It was with interest that I read Andy Lopata’s blog a couple of weeks ago (13th August 2009, full article here: http://www.networkingandreferrals.blogspot.com/)
His first point is his pet hate of the use of the question “what do you do?” Well I’m very sorry, but after my experiences over the last couple of networking events I think this is actually one of the most useful questions you can ask! Let me explain why.
I really enjoy talking to people, it’s one of the main reasons that I do what I do. I also enjoy meeting new people, so I quite enjoy networking events. I think that like most people I can sometime be apprehensive walking into a room full of strangers but I’m lucky, because I target my networking, I now usually find that I know at least one friendly face in the room and if not there’s usually someone else standing alone so I usually start by talking to them, or the person next to me in the queue for a drink or to register.
In the last month I’ve been to 2 large networking events with a lot of new faces at them. Something happened to me at both these events that hasn’t happened before: someone was very friendly, talked at me with a lovely smile on their face and then offered to sell me their services. Now this isn’t unusual, but because they hadn’t asked “what do you do?”, well in one case hadn’t asked me anything at all, they were offering me services that I offer to my customers!

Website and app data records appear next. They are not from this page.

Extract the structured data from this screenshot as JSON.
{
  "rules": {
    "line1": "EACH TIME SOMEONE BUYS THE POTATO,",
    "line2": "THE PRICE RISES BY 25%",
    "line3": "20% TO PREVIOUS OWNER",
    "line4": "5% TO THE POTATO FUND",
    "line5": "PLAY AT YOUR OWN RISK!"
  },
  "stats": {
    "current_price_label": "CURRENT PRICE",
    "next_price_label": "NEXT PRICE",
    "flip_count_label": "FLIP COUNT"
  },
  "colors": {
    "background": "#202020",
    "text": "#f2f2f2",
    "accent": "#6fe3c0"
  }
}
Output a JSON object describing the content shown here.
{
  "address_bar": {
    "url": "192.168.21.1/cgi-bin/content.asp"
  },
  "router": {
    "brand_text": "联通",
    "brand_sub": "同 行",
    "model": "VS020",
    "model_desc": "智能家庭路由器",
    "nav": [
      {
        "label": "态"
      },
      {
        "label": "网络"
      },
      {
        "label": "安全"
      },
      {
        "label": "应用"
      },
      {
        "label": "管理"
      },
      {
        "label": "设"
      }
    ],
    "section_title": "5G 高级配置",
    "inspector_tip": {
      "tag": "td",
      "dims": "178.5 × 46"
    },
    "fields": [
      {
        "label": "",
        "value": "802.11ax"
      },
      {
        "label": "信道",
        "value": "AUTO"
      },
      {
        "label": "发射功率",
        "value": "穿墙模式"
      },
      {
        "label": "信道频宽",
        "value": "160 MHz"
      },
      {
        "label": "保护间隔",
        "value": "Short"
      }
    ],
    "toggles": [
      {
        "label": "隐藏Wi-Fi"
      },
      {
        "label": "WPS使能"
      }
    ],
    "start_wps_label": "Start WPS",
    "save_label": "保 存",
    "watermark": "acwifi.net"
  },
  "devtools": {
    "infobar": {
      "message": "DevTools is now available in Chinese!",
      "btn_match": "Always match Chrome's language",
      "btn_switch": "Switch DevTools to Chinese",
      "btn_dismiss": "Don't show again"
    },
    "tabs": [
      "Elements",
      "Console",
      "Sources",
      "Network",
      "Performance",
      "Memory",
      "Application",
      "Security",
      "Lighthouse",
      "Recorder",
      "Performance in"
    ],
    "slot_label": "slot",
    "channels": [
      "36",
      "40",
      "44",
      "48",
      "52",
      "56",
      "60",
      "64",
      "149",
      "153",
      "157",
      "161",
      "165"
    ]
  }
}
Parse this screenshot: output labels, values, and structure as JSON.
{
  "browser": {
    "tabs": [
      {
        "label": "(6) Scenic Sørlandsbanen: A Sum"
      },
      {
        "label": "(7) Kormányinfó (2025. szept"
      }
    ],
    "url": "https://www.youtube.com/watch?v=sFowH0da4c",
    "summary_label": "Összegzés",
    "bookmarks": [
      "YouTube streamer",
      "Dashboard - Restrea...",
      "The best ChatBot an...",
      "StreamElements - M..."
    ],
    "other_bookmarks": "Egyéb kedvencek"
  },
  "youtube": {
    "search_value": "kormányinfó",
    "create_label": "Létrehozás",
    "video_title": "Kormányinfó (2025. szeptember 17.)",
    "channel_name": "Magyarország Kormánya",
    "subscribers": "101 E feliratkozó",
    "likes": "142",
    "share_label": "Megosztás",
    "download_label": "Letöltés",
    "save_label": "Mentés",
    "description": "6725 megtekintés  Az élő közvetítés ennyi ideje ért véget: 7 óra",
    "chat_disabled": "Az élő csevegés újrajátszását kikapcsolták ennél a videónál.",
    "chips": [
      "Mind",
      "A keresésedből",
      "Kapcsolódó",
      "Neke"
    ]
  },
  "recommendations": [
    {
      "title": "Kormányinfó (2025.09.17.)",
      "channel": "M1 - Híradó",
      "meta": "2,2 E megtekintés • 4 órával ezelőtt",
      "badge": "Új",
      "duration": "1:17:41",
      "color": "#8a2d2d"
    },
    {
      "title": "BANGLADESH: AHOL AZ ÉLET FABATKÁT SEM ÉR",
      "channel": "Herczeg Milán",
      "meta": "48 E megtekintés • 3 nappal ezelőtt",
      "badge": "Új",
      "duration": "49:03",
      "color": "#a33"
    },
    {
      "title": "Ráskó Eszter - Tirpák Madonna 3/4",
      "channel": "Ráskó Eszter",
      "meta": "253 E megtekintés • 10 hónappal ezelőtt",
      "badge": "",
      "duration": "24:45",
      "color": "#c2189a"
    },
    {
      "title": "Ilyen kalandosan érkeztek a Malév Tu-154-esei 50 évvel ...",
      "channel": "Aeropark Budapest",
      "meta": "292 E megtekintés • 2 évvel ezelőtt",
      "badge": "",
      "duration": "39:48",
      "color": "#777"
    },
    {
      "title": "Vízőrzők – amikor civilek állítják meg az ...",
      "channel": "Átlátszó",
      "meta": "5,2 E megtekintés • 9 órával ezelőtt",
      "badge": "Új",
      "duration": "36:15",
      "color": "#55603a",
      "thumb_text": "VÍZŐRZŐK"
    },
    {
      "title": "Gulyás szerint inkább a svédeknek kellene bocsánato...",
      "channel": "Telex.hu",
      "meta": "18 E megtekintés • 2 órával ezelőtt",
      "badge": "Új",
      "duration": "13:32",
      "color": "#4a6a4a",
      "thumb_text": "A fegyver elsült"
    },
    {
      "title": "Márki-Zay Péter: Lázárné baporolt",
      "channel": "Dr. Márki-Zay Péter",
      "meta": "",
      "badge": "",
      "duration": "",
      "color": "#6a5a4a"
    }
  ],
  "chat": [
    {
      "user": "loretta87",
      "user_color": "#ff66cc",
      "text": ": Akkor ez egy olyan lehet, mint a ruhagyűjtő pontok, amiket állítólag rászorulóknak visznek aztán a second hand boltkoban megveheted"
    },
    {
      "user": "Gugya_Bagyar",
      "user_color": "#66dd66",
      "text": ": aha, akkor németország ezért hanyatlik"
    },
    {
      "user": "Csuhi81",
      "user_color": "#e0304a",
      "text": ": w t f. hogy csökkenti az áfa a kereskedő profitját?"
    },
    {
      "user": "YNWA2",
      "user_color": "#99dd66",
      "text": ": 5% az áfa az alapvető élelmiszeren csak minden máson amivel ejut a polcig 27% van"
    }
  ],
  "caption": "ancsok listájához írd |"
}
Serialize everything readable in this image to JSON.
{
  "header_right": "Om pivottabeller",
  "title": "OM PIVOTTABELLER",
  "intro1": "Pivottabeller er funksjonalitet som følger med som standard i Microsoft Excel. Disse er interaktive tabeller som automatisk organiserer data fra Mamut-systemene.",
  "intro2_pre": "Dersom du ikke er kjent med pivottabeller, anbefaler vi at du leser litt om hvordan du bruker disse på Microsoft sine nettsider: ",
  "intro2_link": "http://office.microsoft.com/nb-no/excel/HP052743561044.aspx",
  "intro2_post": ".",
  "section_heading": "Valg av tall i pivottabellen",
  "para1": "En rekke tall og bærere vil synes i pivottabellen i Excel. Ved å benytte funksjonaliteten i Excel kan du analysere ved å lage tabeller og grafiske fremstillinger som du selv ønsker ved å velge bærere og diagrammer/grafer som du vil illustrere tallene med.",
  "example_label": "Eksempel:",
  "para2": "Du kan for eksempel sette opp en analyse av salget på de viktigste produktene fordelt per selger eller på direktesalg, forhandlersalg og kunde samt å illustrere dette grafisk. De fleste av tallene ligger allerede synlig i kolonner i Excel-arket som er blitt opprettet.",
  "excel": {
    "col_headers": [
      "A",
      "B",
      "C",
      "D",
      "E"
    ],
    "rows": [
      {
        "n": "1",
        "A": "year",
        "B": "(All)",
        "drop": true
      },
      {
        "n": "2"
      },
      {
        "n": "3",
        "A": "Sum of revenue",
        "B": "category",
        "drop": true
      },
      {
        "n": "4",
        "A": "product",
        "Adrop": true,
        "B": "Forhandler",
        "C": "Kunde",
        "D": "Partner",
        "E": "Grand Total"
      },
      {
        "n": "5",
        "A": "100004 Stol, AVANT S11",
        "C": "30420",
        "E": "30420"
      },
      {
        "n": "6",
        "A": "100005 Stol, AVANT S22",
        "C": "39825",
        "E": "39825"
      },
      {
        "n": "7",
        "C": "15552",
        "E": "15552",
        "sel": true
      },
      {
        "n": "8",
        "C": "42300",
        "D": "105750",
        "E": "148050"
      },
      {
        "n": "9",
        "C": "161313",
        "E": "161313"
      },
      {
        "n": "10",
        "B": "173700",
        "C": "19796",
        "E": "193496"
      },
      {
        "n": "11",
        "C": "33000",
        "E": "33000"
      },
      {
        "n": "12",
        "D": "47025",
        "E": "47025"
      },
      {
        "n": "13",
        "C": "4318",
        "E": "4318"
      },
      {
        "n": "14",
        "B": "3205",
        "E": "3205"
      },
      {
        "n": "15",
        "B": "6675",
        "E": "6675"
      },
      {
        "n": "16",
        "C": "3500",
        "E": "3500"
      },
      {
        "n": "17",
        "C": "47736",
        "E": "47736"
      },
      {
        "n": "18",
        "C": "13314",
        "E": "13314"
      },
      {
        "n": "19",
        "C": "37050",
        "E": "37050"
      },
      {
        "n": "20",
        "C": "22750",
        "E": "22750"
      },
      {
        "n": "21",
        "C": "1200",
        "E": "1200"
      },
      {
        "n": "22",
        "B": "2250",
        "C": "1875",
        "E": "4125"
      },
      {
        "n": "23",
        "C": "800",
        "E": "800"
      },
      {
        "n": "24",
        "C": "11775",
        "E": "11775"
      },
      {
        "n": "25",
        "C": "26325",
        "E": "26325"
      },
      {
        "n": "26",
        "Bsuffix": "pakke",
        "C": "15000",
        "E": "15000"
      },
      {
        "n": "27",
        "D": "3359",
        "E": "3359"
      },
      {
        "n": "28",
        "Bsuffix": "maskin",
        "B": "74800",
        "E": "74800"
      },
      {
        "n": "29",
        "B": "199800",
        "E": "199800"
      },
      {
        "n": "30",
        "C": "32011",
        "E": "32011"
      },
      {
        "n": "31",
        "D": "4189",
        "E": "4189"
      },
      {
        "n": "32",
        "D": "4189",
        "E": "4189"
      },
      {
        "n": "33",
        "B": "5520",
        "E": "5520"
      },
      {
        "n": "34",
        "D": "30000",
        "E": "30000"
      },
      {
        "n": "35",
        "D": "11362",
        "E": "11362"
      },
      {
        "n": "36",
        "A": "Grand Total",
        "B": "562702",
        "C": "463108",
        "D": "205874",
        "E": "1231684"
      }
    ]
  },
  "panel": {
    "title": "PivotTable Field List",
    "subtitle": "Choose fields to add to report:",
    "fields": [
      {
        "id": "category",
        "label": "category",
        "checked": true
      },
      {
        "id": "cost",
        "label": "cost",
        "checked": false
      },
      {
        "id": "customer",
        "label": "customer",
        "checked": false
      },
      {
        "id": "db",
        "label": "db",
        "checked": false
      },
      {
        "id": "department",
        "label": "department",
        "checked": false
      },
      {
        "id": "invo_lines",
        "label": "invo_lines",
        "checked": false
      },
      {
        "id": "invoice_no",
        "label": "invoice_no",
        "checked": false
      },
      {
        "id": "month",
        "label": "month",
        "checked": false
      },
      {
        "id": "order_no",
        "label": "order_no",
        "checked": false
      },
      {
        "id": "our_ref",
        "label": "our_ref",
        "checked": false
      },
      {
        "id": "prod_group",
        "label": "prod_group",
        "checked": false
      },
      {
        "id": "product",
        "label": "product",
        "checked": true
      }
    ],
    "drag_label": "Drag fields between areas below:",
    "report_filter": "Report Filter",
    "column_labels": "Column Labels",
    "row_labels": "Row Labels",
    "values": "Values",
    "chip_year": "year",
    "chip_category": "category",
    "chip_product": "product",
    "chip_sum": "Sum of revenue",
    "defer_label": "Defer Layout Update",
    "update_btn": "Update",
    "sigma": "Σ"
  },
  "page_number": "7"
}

The first time this happened, the gentleman, who is employed by a large government agency as a business advisor, asked twice if we could meet to discuss my business at my premises, or at a coffee shop and he’d like to carry out a business review for me. I should perhaps say that the event we were attending was organised by a friend of mine, I had been on the organising committee, I had my photo and profile in the brochure for the event, I had opened the event by welcoming everyone and introducing our host for the evening and as we were having the conversation we were standing by a table, on which I had my business cards, some marketing materials and a promotion for all the attendees at the event, - the offer of a free business review!
He then walked away without asking my name so how could he follow up on his offer anyway? Which brings me onto the subject of exchanging business cards and the people who use this exchange as an excuse to bombard you with newsletters and emails... or perhaps I’ll leave that one for another time.
But in the mean time, please find out who you’re speaking to and what they do, or you will be very memorable, but perhaps not for the reason you want to be. And Andy, I’m very sorry to have to disagree with you on this one.
Enjoy your networking,